As you may have heard, the MBTA is facing a major budget crisis and needs to find ways to cut expenses and raise revenues ASAP.
There will be a hearing to discuss impacts to both fares and service next Tuesday, January 17, from 6-8pm at the Saxe Room in the Worcester Public Library. (There will be numerous hearings, but that’s the closest one to us. A full schedule can be found on the MBTA website.)
The MBTA is considering two scenarios, both of which are outlined in this document. Here’s a summary of how they would affect those in the Worcester area:
Scenario 1 – One-way from Worcester to Boston would be $11.25 (up from $7.75), not including any subway fares (which would go up to $3 from $2). There would be no commuter rail service after 10pm and no weekend commuter rail service.
Scenario 2 – One-way from Worcester to Boston would be $10.50 (up from $7.75), not including any subway fares (which would go up to $3 from $2). As with Scenario 1, there would be no commuter rail service after 10pm and no weekend commuter rail service.
Either way, we are looking at a significant fare increase and no weekend service.
If you use the commuter rail to work, this will mean a significant increase in your commuting costs.
If you use the commuter rail — however infrequently — to visit Boston for business or pleasure, you will see not only an increase in costs but an inability to go to Boston by train on the weekend.
If you are affected, it is very important that you attend the meeting next Tuesday, January 17, from 6-8pm at the Saxe Room in the Worcester Public Library (yes, I’m repeating it myself) or submit a comment to the MBTA.
From the City Hall Notebook:
A key selling point to getting the City Council to approve the CSX freight yard expansion plans was that it would open the door for an additional 20 commuter rail trips between Boston and Worcester each weekday.
… But there are now some uneasy concerns at City Hall about whether Worcester will actually end up getting the kind of expanded commuter rail it had been promised now that the MBTA may be cutting back to deal with its $161 million budget shortfall.
… Mr. Palmieri said it would be unacceptable for the city to receive less commuter rail service than promised because additional service was what the CSX project was all about.
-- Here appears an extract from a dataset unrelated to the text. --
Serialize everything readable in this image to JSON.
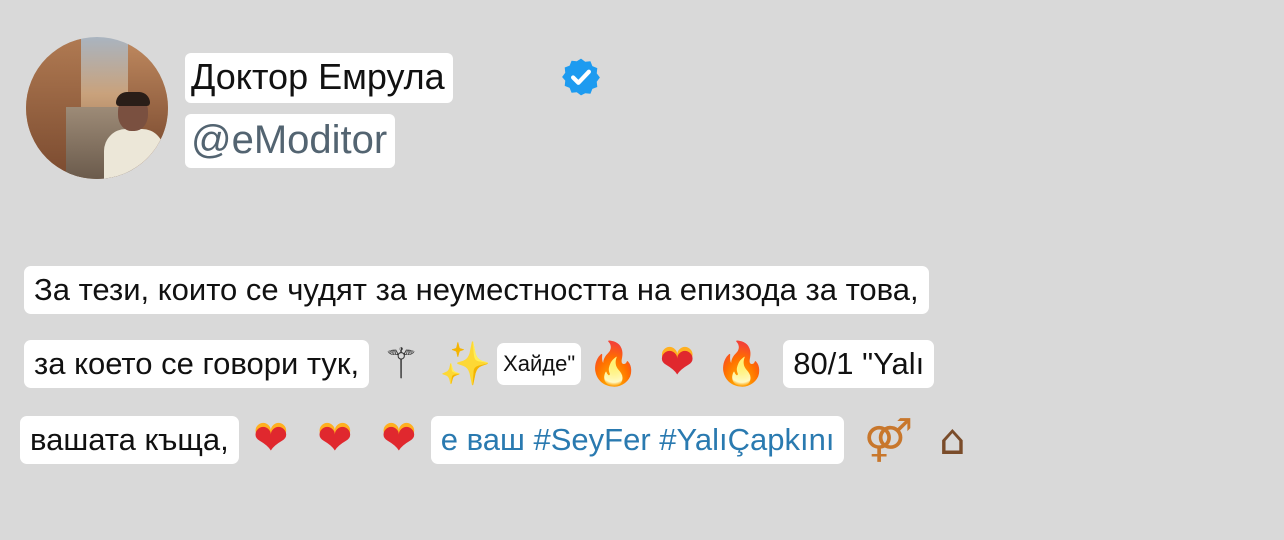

It should be noted, I suppose, that all commuter rail lines are affected by the proposed changes, not just Worcester.
Regular readers may recall that I was always skeptical about the prospect for increased commuter rail, because (1) it was going to require the MBTA to buy more train or cars, (2) it was unclear whether South Station could accommodate additional trains, and (3) it was likely just going to be expanding the local trains from Framingham, which are absolutely painful. This is Nicole nearly two years ago:
I don’t think I’m being pessimistic if I wonder if “clear[ing] the tracks for up to 25 daily commuter rail trips in and out of Worcester by September 2012“ just means that the opportunity will be there, but that there won’t be trains, or availability at South Station, or that we won’t get more than promises, at least until the next election cycle.
One should never confuse “availability” or “opening doors” with firm promises. Nor should we make the MBTA pay for something CSX said was a possibility.
On January 12, 2012, the MBTA and City of Boston announced the MBTA + Boston Bikes Developer Challenge. The MBTA + Boston Bikes Developers Challenge calls on local software developers to create innovative applications and visualizations that show the power of Boston′s transportation options. In particular, the challenge calls on developers to highlight connections brought together by the combination of MBTA and New Balance Hubway systems. The challenge has two components; each offering prizes including both a one year MBTA CharlieCard LinkPass, a one year Hubway Membership, and passes to area food truck festivals. The prize for the Bikes, Lunch & T challenge will be a free pass to area food truck festivals.
More info here.